This week's Everyday Hero has a great business idea, a patentable product she was thrilled to build into her own small business.
And then, as it always does, life happened.
In Michelle Judson's case, "life" was her kids, stage 3 breast cancer and a divorce.
Her invention, a convertible bra with interchangeable cups and straps to match different colored clothing and different moods, would have to wait.
"I found myself in a bit of a predicament, having an idea for a bra, having a patent on it, and having named it 'Changewear'," says Judson. "I was struck with the irony of well, this is kinda funny that I have a patent on a bra and it's named 'Changewear' and now everything in my life has changed. My life and body are completely different and, 'Is this something I really want to do?'"
"Women just wanted an opportunity to have something to be comfortable and be supported and feel beautiful, so we said, 'Let's do that,'" remembers Judson.
Her bras made her feel better, too.
But there was something more she wanted her new company to do. She wanted it to give back. And her need to do that stemmed from her fight for her life.
"[Breast cancer] was sorta like the first time I had the opportunity to accept help, which is a really interesting place to be," says Judson.
And a place that helped her, and her kids, during her toughest times, was the PTA/PPS Clothing Closet, which serves 2,000 people a year out of the Marshall High School campus in Southeast Portland.
She went there to get clothes for her daughter, when she couldn't afford to buy them herself.
"In doing that, I saw the joy that it gave my daughter in being able to go and pick out new clothing for her, and I thought, you know what? Nike gives shoes, Columbia gives jackets, there's no company out there giving intimate apparel," says Judson. "And I thought, what could that do for a young girl's life if she had something new to put against her body instead of something used in the most intimate way? This is a really special thing we can do!"
So, she made sure giving back became a foundation for her company. Now, for every Changewear bra sold, she donates one to the PPS Clothing Closet.
"We chose to go with PPS because it's in our hometown. I'm a native Oregonian," says Judson. "I think there's a tremendous need and opportunity to help a young woman feel very confident and comfortable and have a nice fit in her clothing and put something new against a very intimate part of her body."
Bras are tough for some families to afford.

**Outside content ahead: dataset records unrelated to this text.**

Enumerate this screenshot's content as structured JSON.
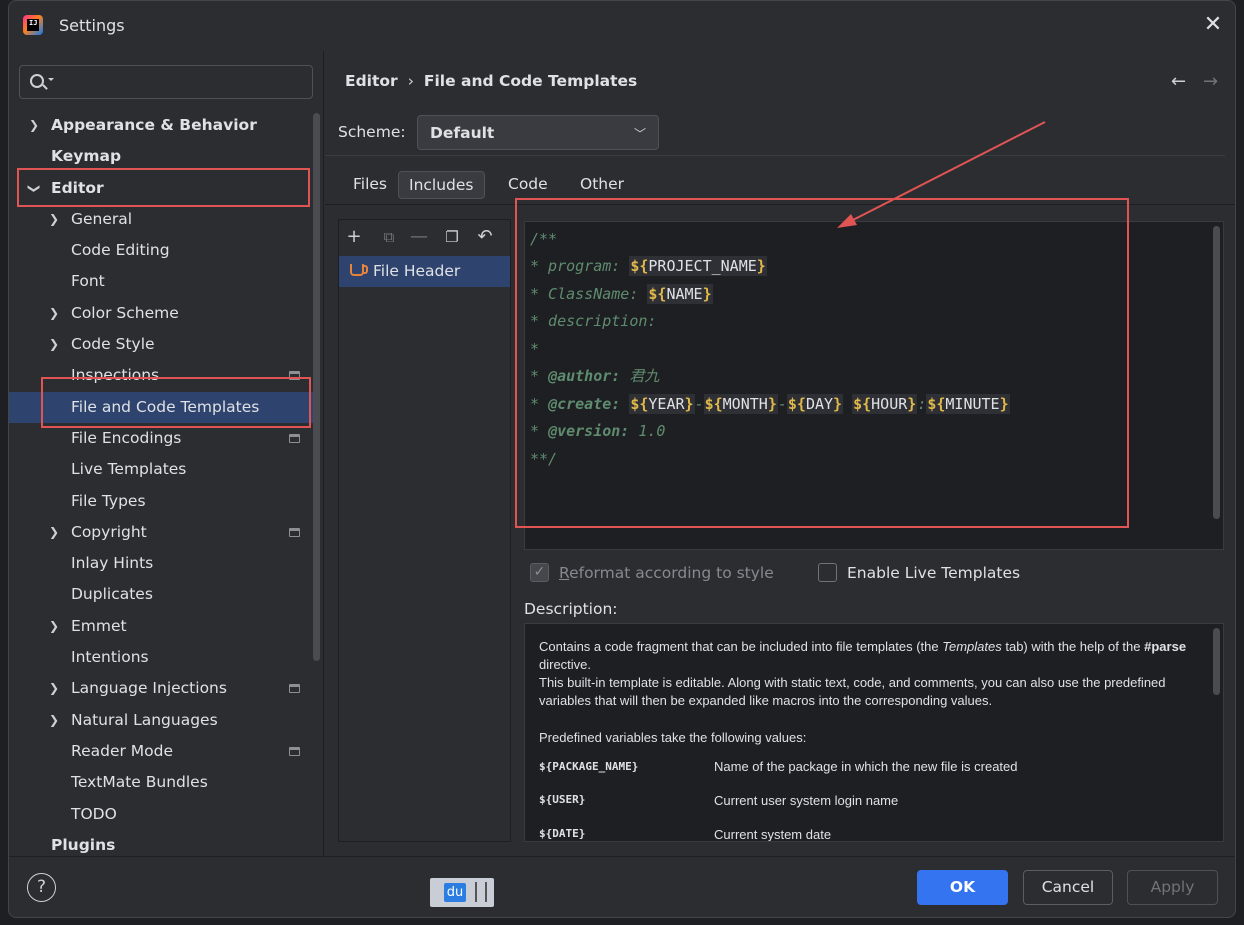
{
  "window": {
    "title": "Settings"
  },
  "search": {
    "placeholder": ""
  },
  "sidebar": {
    "items": [
      {
        "label": "Appearance & Behavior"
      },
      {
        "label": "Keymap"
      },
      {
        "label": "Editor"
      },
      {
        "label": "General"
      },
      {
        "label": "Code Editing"
      },
      {
        "label": "Font"
      },
      {
        "label": "Color Scheme"
      },
      {
        "label": "Code Style"
      },
      {
        "label": "Inspections"
      },
      {
        "label": "File and Code Templates"
      },
      {
        "label": "File Encodings"
      },
      {
        "label": "Live Templates"
      },
      {
        "label": "File Types"
      },
      {
        "label": "Copyright"
      },
      {
        "label": "Inlay Hints"
      },
      {
        "label": "Duplicates"
      },
      {
        "label": "Emmet"
      },
      {
        "label": "Intentions"
      },
      {
        "label": "Language Injections"
      },
      {
        "label": "Natural Languages"
      },
      {
        "label": "Reader Mode"
      },
      {
        "label": "TextMate Bundles"
      },
      {
        "label": "TODO"
      },
      {
        "label": "Plugins"
      }
    ]
  },
  "breadcrumb": {
    "parent": "Editor",
    "current": "File and Code Templates"
  },
  "scheme": {
    "label": "Scheme:",
    "value": "Default"
  },
  "tabs": [
    {
      "label": "Files"
    },
    {
      "label": "Includes"
    },
    {
      "label": "Code"
    },
    {
      "label": "Other"
    }
  ],
  "templates": {
    "items": [
      {
        "label": "File Header"
      }
    ]
  },
  "editor": {
    "lines": {
      "l1": "/**",
      "l2_prefix": "* program: ",
      "l2_var": "PROJECT_NAME",
      "l3_prefix": "* ClassName: ",
      "l3_var": "NAME",
      "l4": "* description:",
      "l5": "*",
      "l6_prefix": "* ",
      "l6_tag": "@author:",
      "l6_value": " 君九",
      "l7_prefix": "* ",
      "l7_tag": "@create:",
      "l7_v1": "YEAR",
      "l7_s1": "-",
      "l7_v2": "MONTH",
      "l7_s2": "-",
      "l7_v3": "DAY",
      "l7_s3": " ",
      "l7_v4": "HOUR",
      "l7_s4": ":",
      "l7_v5": "MINUTE",
      "l8_prefix": "* ",
      "l8_tag": "@version:",
      "l8_value": " 1.0",
      "l9": "**/"
    }
  },
  "options": {
    "reformat_pre": "R",
    "reformat_rest": "eformat according to style",
    "live_templates": "Enable Live Templates"
  },
  "description": {
    "title": "Description:",
    "p1a": "Contains a code fragment that can be included into file templates (the ",
    "p1b": "Templates",
    "p1c": " tab) with the help of the ",
    "p1d": "#parse",
    "p1e": " directive.",
    "p2": "This built-in template is editable. Along with static text, code, and comments, you can also use the predefined variables that will then be expanded like macros into the corresponding values.",
    "p3": "Predefined variables take the following values:",
    "vars": [
      {
        "name": "${PACKAGE_NAME}",
        "desc": "Name of the package in which the new file is created"
      },
      {
        "name": "${USER}",
        "desc": "Current user system login name"
      },
      {
        "name": "${DATE}",
        "desc": "Current system date"
      }
    ]
  },
  "footer": {
    "badge": "du",
    "ok": "OK",
    "cancel": "Cancel",
    "apply": "Apply"
  },
  "colors": {
    "accent": "#3574f0",
    "highlight_box": "#e05454",
    "selection": "#2e436e"
  }
}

Girls in middle school and high school can move through multiple sizes in a year, an expensive change for some parents to be able to keep up with.
"For us, it's an easy thing to do because it means that when a customer buys one they know that they're also giving, that their purchase is fueling a gift for someone else," says Judson.
And the "change" in Changewear is something Judson lives every day.
"Everything in my life has changed, but it's changed in a really magical wonderful way, and that's what I hope to bring women in their lives," she says.
"I think that having cancer gave me a type of fierceness and courage and hope and possibility and a mission, and I think that all those things together have helped blaze the way for me and it's helped me understand that I'm here to have a second chance and to give back, and that's what I intend to do."